The Commission’s recent activity in this area, and in particular the substantial fines levied on Altice and Facebook, demonstrates the crucial importance for merging parties to be fully aware of, and comply with, the procedural rules set out in the EUMR.

In order to comply with the EUMR, parties must:

  1. assess whether, and when, their contemplated transaction gives rise to a notification obligation under the EUMR and/or applicable national regimes (as demonstrated by the Marine Harvest case);
  2. ensure that they do not provide incorrect or misleading information to authorities (e.g. the Facebook/WhatsApp, Merck/Sigma-Aldrich and General Electric/LM Wind cases); and
  3. (avoid taking steps to implement a transaction before it has been notified and received the appropriate merger clearances (as illustrated by the recent Altice judgment).

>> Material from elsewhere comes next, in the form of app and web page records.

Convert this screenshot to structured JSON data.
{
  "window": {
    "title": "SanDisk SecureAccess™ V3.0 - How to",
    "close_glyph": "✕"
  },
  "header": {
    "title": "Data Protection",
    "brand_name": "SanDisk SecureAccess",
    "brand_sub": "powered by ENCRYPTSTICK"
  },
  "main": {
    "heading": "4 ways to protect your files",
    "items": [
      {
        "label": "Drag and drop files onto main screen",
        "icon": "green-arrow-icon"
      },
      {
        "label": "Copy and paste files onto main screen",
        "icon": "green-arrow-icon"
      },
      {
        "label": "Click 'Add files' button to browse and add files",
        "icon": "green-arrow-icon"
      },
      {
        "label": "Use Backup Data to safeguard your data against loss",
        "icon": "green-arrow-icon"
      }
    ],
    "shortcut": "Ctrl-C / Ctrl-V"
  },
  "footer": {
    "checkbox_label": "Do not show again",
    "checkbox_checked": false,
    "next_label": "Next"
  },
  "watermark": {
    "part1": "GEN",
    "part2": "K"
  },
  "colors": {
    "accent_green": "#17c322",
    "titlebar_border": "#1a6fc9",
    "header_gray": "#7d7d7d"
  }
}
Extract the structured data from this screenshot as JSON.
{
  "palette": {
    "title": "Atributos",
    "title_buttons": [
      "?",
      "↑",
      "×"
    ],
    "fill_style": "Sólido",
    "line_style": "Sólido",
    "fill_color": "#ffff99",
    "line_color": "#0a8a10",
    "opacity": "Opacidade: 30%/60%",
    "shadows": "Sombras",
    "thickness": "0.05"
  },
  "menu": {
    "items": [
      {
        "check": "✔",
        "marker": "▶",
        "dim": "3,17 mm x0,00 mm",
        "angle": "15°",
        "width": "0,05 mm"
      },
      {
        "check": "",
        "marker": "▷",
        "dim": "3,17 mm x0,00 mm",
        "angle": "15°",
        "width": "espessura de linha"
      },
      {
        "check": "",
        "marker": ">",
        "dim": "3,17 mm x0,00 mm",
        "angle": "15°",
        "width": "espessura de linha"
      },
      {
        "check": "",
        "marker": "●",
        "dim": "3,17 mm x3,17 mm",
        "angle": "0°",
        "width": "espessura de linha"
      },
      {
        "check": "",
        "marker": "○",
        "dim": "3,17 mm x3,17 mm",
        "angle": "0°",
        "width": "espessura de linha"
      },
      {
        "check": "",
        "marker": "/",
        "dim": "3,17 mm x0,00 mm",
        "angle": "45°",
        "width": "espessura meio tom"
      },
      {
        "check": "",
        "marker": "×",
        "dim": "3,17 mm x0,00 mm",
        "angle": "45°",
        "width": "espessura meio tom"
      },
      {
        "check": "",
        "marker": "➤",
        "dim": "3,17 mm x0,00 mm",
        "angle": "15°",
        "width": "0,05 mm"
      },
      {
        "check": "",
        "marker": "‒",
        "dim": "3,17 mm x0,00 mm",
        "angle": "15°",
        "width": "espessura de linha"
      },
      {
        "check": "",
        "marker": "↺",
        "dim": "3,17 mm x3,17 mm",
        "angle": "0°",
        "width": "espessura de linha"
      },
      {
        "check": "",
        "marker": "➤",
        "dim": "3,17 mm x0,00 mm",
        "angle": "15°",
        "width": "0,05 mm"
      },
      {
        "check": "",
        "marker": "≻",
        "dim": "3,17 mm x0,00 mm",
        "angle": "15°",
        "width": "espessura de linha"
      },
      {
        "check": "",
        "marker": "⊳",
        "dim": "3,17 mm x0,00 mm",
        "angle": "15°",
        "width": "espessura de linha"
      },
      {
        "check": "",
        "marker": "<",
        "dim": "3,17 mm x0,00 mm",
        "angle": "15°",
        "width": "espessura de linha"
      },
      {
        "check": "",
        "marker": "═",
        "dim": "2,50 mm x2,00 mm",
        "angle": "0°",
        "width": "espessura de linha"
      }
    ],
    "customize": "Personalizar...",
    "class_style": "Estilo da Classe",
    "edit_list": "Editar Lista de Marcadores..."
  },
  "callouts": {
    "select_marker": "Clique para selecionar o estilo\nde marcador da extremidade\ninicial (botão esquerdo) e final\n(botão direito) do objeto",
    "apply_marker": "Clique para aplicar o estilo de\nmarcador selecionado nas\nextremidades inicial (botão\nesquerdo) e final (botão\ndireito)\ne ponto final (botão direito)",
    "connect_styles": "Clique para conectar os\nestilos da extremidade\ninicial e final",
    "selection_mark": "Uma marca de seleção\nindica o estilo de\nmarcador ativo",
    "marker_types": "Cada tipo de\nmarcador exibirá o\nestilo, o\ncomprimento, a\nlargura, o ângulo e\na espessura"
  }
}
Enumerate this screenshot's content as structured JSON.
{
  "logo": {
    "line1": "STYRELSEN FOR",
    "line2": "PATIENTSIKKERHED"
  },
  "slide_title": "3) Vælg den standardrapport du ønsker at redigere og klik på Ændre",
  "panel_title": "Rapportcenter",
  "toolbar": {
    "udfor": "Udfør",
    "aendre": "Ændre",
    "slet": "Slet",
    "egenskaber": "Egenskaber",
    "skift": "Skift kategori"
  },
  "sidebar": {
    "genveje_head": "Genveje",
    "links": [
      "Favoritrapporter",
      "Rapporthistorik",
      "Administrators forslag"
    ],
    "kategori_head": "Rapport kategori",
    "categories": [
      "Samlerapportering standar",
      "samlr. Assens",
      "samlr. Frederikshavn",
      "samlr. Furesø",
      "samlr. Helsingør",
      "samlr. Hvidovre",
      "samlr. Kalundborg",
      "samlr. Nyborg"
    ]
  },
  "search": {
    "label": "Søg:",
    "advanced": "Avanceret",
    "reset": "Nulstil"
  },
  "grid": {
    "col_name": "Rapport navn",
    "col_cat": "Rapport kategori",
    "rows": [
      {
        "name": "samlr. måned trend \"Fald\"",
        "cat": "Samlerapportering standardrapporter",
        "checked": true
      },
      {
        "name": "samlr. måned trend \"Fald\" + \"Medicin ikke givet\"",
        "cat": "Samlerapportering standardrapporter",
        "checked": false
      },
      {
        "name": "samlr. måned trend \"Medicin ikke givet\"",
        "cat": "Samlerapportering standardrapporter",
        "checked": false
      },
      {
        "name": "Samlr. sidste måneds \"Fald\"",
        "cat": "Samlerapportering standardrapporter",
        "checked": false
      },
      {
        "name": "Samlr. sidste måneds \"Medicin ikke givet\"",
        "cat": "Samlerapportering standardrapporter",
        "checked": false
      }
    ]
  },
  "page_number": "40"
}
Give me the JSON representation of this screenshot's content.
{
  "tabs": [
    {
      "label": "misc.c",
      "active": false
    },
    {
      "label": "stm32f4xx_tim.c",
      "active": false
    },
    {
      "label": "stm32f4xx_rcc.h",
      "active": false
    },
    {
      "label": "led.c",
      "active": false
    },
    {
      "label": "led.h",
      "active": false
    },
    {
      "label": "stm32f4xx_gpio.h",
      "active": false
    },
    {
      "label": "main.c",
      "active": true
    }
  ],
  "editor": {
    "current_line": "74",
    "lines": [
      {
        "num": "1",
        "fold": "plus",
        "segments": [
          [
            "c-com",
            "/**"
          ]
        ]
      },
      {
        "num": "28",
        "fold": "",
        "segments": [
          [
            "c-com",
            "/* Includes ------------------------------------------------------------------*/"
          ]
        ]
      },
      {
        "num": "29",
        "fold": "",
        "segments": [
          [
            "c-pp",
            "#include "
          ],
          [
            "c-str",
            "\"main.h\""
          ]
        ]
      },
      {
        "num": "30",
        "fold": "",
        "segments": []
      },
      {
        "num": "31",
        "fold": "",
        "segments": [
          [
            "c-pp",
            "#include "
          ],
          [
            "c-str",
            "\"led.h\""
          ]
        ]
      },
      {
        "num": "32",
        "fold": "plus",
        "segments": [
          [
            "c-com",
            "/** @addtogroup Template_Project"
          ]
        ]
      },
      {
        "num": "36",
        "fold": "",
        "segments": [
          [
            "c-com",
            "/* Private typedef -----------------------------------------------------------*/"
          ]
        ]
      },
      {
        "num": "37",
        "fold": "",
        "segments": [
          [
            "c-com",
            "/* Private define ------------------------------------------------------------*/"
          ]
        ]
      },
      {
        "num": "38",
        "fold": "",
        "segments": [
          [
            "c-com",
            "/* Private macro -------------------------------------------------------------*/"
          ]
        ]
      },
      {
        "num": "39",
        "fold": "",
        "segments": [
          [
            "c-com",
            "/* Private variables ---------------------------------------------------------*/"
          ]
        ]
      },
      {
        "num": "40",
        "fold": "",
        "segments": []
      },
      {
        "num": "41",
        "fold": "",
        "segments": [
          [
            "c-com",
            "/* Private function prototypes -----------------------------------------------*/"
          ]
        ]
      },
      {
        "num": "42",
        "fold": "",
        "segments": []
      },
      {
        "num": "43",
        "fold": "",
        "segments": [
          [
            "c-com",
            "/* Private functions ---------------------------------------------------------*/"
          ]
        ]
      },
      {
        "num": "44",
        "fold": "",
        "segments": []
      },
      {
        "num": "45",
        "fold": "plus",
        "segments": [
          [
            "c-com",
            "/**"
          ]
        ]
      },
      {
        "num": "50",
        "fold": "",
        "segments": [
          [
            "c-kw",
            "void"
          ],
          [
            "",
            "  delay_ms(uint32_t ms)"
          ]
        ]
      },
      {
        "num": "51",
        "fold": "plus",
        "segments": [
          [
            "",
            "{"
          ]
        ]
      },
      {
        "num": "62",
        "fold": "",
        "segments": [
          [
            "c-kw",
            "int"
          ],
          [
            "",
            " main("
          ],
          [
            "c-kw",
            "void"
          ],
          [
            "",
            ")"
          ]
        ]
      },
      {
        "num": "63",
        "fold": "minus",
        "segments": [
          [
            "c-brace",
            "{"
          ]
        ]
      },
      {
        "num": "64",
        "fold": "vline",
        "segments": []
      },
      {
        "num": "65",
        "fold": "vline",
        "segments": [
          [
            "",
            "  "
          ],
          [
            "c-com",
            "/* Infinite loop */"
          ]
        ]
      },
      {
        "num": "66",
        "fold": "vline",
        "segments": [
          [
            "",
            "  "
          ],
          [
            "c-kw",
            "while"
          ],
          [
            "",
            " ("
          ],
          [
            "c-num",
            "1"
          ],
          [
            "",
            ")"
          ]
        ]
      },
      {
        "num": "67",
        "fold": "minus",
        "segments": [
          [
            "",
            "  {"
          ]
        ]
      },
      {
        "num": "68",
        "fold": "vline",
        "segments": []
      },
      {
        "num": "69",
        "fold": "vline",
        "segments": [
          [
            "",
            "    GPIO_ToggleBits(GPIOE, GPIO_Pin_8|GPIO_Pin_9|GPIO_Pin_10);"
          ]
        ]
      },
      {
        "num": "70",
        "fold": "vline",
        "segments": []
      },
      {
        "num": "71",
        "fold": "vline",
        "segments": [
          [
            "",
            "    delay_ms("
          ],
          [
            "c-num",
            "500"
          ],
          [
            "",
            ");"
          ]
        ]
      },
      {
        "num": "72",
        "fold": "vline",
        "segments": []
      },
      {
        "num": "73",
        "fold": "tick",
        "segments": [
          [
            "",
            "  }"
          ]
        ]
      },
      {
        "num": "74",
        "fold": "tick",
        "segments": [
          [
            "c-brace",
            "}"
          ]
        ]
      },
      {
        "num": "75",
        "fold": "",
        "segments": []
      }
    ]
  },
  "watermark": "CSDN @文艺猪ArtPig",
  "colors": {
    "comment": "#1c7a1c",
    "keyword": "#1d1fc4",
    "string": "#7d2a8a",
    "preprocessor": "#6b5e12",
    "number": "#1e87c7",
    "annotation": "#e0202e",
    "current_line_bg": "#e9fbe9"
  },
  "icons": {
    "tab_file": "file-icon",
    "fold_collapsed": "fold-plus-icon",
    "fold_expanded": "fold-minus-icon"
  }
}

In many cases, it is not entirely straightforward to determine whether a transaction should be notified or whether particular actions might amount to prior implementation of a transaction before merger clearance (as opposed to legitimate integration planning). DLA Piper has an experienced team of competition lawyers with substantial practical experience in helping clients navigate the EUMR (and national merger control regimes) in compliance with the applicable procedural rules.

Compliments of  DLA PIPER, a member of the EACCNY